TASK REQUIREMENTS
Repeat the listing word for word. No pictures belong in the copy.
Top of TASK DATA
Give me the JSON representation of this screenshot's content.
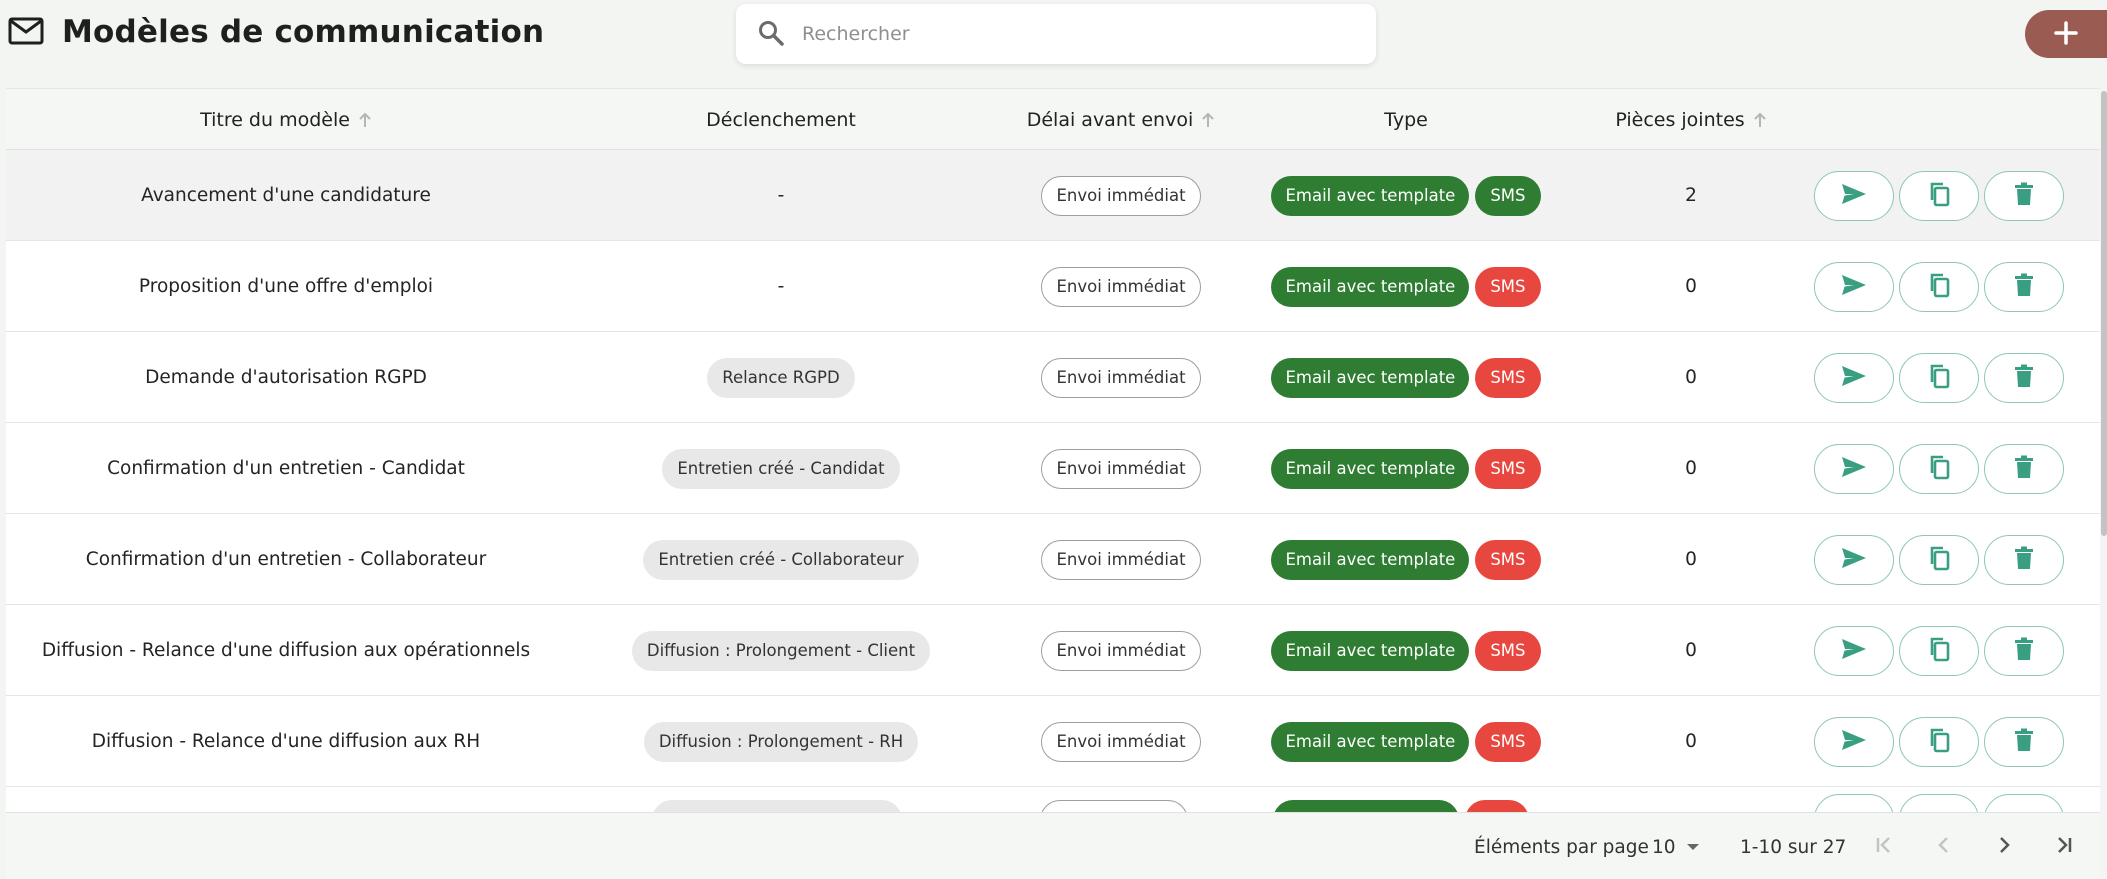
{
  "header": {
    "title": "Modèles de communication",
    "search_placeholder": "Rechercher"
  },
  "columns": {
    "title": "Titre du modèle",
    "trigger": "Déclenchement",
    "delay": "Délai avant envoi",
    "type": "Type",
    "attachments": "Pièces jointes"
  },
  "rows": [
    {
      "title": "Avancement d'une candidature",
      "trigger": "-",
      "delay": "Envoi immédiat",
      "email": "Email avec template",
      "sms": "SMS",
      "sms_color": "#2e7d32",
      "attachments": "2"
    },
    {
      "title": "Proposition d'une offre d'emploi",
      "trigger": "-",
      "delay": "Envoi immédiat",
      "email": "Email avec template",
      "sms": "SMS",
      "sms_color": "#e8473f",
      "attachments": "0"
    },
    {
      "title": "Demande d'autorisation RGPD",
      "trigger": "Relance RGPD",
      "delay": "Envoi immédiat",
      "email": "Email avec template",
      "sms": "SMS",
      "sms_color": "#e8473f",
      "attachments": "0"
    },
    {
      "title": "Confirmation d'un entretien - Candidat",
      "trigger": "Entretien créé - Candidat",
      "delay": "Envoi immédiat",
      "email": "Email avec template",
      "sms": "SMS",
      "sms_color": "#e8473f",
      "attachments": "0"
    },
    {
      "title": "Confirmation d'un entretien - Collaborateur",
      "trigger": "Entretien créé - Collaborateur",
      "delay": "Envoi immédiat",
      "email": "Email avec template",
      "sms": "SMS",
      "sms_color": "#e8473f",
      "attachments": "0"
    },
    {
      "title": "Diffusion - Relance d'une diffusion aux opérationnels",
      "trigger": "Diffusion : Prolongement - Client",
      "delay": "Envoi immédiat",
      "email": "Email avec template",
      "sms": "SMS",
      "sms_color": "#e8473f",
      "attachments": "0"
    },
    {
      "title": "Diffusion - Relance d'une diffusion aux RH",
      "trigger": "Diffusion : Prolongement - RH",
      "delay": "Envoi immédiat",
      "email": "Email avec template",
      "sms": "SMS",
      "sms_color": "#e8473f",
      "attachments": "0"
    }
  ],
  "footer": {
    "per_page_label": "Éléments par page",
    "per_page_value": "10",
    "range": "1-10 sur 27"
  },
  "colors": {
    "accent_green": "#2e7d32",
    "sms_red": "#e8473f",
    "add_button": "#9a5b52",
    "action_icon": "#3a9f82"
  },
  "icons": {
    "header": "mail-icon",
    "search": "search-icon",
    "add": "plus-icon",
    "row_actions": [
      "send-icon",
      "copy-icon",
      "trash-icon"
    ],
    "pager": [
      "first-page-icon",
      "prev-page-icon",
      "next-page-icon",
      "last-page-icon"
    ]
  }
}
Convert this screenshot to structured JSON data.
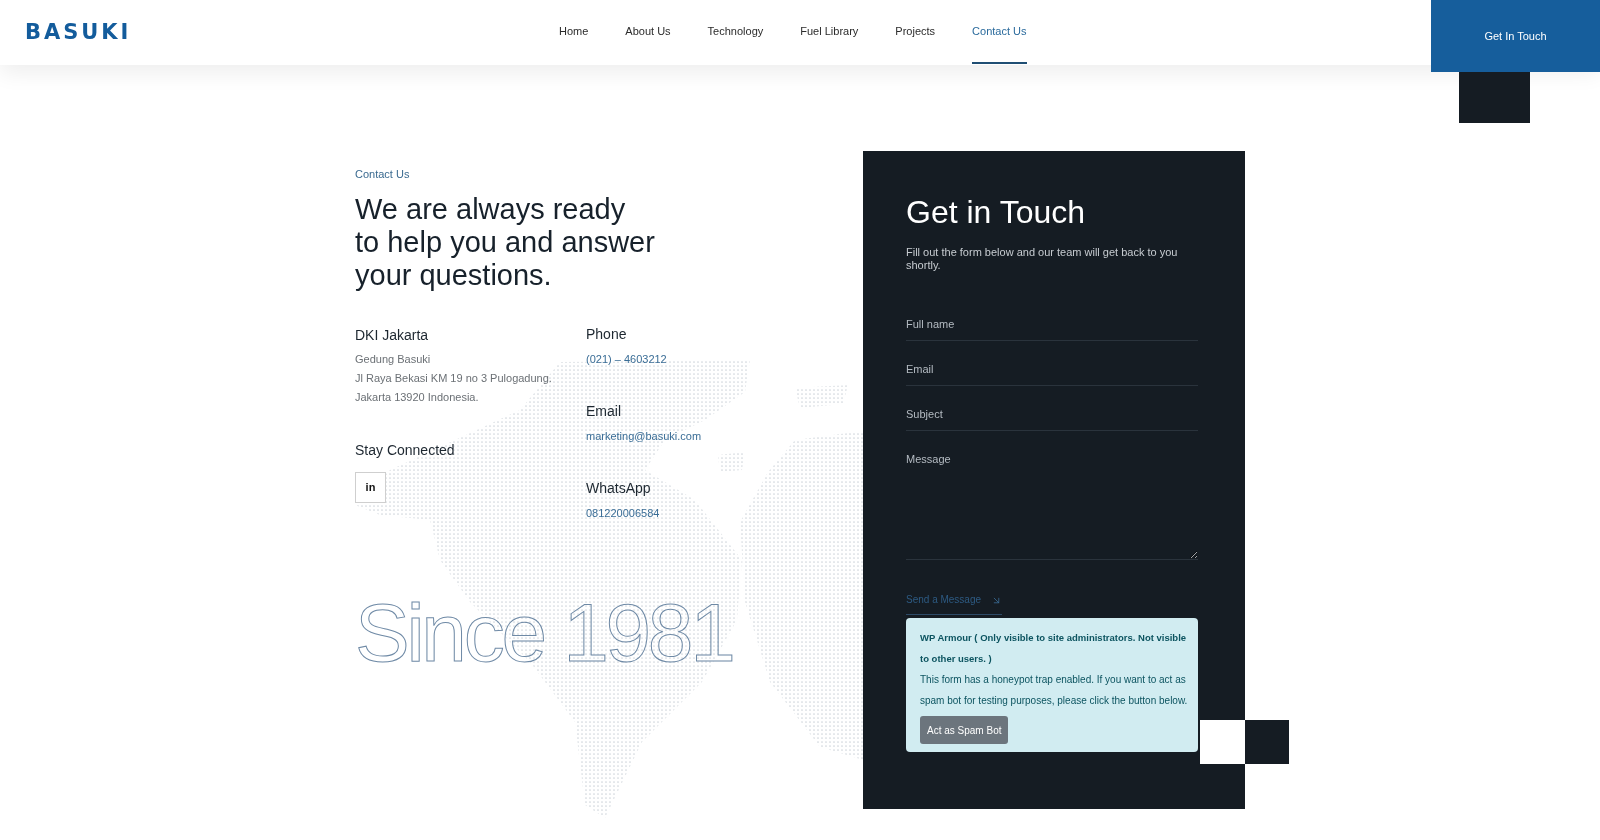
{
  "header": {
    "logo": "BASUKI",
    "nav": [
      {
        "label": "Home",
        "selected": false
      },
      {
        "label": "About Us",
        "selected": false
      },
      {
        "label": "Technology",
        "selected": false
      },
      {
        "label": "Fuel Library",
        "selected": false
      },
      {
        "label": "Projects",
        "selected": false
      },
      {
        "label": "Contact Us",
        "selected": true
      }
    ],
    "cta": "Get In Touch"
  },
  "intro": {
    "eyebrow": "Contact Us",
    "heading": [
      "We are always ready",
      "to help you and answer",
      "your questions."
    ]
  },
  "office": {
    "title": "DKI Jakarta",
    "address": [
      "Gedung Basuki",
      "Jl Raya Bekasi KM 19 no 3 Pulogadung.",
      "Jakarta 13920 Indonesia."
    ]
  },
  "social": {
    "title": "Stay Connected",
    "links": [
      {
        "label": "in"
      }
    ]
  },
  "contacts": [
    {
      "label": "Phone",
      "value": "(021) – 4603212"
    },
    {
      "label": "Email",
      "value": "marketing@basuki.com"
    },
    {
      "label": "WhatsApp",
      "value": "081220006584"
    }
  ],
  "tagline": "Since 1981",
  "form": {
    "title": "Get in Touch",
    "subtitle": "Fill out the form below and our team will get back to you shortly.",
    "fields": [
      {
        "kind": "input",
        "placeholder": "Full name"
      },
      {
        "kind": "input",
        "placeholder": "Email"
      },
      {
        "kind": "input",
        "placeholder": "Subject"
      },
      {
        "kind": "textarea",
        "placeholder": "Message"
      }
    ],
    "submit": "Send a Message",
    "notice": {
      "title": "WP Armour ( Only visible to site administrators. Not visible to other users. )",
      "body": "This form has a honeypot trap enabled. If you want to act as spam bot for testing purposes, please click the button below.",
      "button": "Act as Spam Bot"
    }
  }
}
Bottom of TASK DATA
EXERCISE RESPONSE
Give me the JSON representation of this screenshot's content.
{
  "header": {
    "title": "Modèles de communication",
    "search_placeholder": "Rechercher"
  },
  "columns": {
    "title": "Titre du modèle",
    "trigger": "Déclenchement",
    "delay": "Délai avant envoi",
    "type": "Type",
    "attachments": "Pièces jointes"
  },
  "rows": [
    {
      "title": "Avancement d'une candidature",
      "trigger": "-",
      "delay": "Envoi immédiat",
      "email": "Email avec template",
      "sms": "SMS",
      "sms_color": "#2e7d32",
      "attachments": "2"
    },
    {
      "title": "Proposition d'une offre d'emploi",
      "trigger": "-",
      "delay": "Envoi immédiat",
      "email": "Email avec template",
      "sms": "SMS",
      "sms_color": "#e8473f",
      "attachments": "0"
    },
    {
      "title": "Demande d'autorisation RGPD",
      "trigger": "Relance RGPD",
      "delay": "Envoi immédiat",
      "email": "Email avec template",
      "sms": "SMS",
      "sms_color": "#e8473f",
      "attachments": "0"
    },
    {
      "title": "Confirmation d'un entretien - Candidat",
      "trigger": "Entretien créé - Candidat",
      "delay": "Envoi immédiat",
      "email": "Email avec template",
      "sms": "SMS",
      "sms_color": "#e8473f",
      "attachments": "0"
    },
    {
      "title": "Confirmation d'un entretien - Collaborateur",
      "trigger": "Entretien créé - Collaborateur",
      "delay": "Envoi immédiat",
      "email": "Email avec template",
      "sms": "SMS",
      "sms_color": "#e8473f",
      "attachments": "0"
    },
    {
      "title": "Diffusion - Relance d'une diffusion aux opérationnels",
      "trigger": "Diffusion : Prolongement - Client",
      "delay": "Envoi immédiat",
      "email": "Email avec template",
      "sms": "SMS",
      "sms_color": "#e8473f",
      "attachments": "0"
    },
    {
      "title": "Diffusion - Relance d'une diffusion aux RH",
      "trigger": "Diffusion : Prolongement - RH",
      "delay": "Envoi immédiat",
      "email": "Email avec template",
      "sms": "SMS",
      "sms_color": "#e8473f",
      "attachments": "0"
    }
  ],
  "footer": {
    "per_page_label": "Éléments par page",
    "per_page_value": "10",
    "range": "1-10 sur 27"
  },
  "colors": {
    "accent_green": "#2e7d32",
    "sms_red": "#e8473f",
    "add_button": "#9a5b52",
    "action_icon": "#3a9f82"
  },
  "icons": {
    "header": "mail-icon",
    "search": "search-icon",
    "add": "plus-icon",
    "row_actions": [
      "send-icon",
      "copy-icon",
      "trash-icon"
    ],
    "pager": [
      "first-page-icon",
      "prev-page-icon",
      "next-page-icon",
      "last-page-icon"
    ]
  }
}
Convert this screenshot to structured JSON data.
{
  "header": {
    "logo": "BASUKI",
    "nav": [
      {
        "label": "Home",
        "selected": false
      },
      {
        "label": "About Us",
        "selected": false
      },
      {
        "label": "Technology",
        "selected": false
      },
      {
        "label": "Fuel Library",
        "selected": false
      },
      {
        "label": "Projects",
        "selected": false
      },
      {
        "label": "Contact Us",
        "selected": true
      }
    ],
    "cta": "Get In Touch"
  },
  "intro": {
    "eyebrow": "Contact Us",
    "heading": [
      "We are always ready",
      "to help you and answer",
      "your questions."
    ]
  },
  "office": {
    "title": "DKI Jakarta",
    "address": [
      "Gedung Basuki",
      "Jl Raya Bekasi KM 19 no 3 Pulogadung.",
      "Jakarta 13920 Indonesia."
    ]
  },
  "social": {
    "title": "Stay Connected",
    "links": [
      {
        "label": "in"
      }
    ]
  },
  "contacts": [
    {
      "label": "Phone",
      "value": "(021) – 4603212"
    },
    {
      "label": "Email",
      "value": "marketing@basuki.com"
    },
    {
      "label": "WhatsApp",
      "value": "081220006584"
    }
  ],
  "tagline": "Since 1981",
  "form": {
    "title": "Get in Touch",
    "subtitle": "Fill out the form below and our team will get back to you shortly.",
    "fields": [
      {
        "kind": "input",
        "placeholder": "Full name"
      },
      {
        "kind": "input",
        "placeholder": "Email"
      },
      {
        "kind": "input",
        "placeholder": "Subject"
      },
      {
        "kind": "textarea",
        "placeholder": "Message"
      }
    ],
    "submit": "Send a Message",
    "notice": {
      "title": "WP Armour ( Only visible to site administrators. Not visible to other users. )",
      "body": "This form has a honeypot trap enabled. If you want to act as spam bot for testing purposes, please click the button below.",
      "button": "Act as Spam Bot"
    }
  }
}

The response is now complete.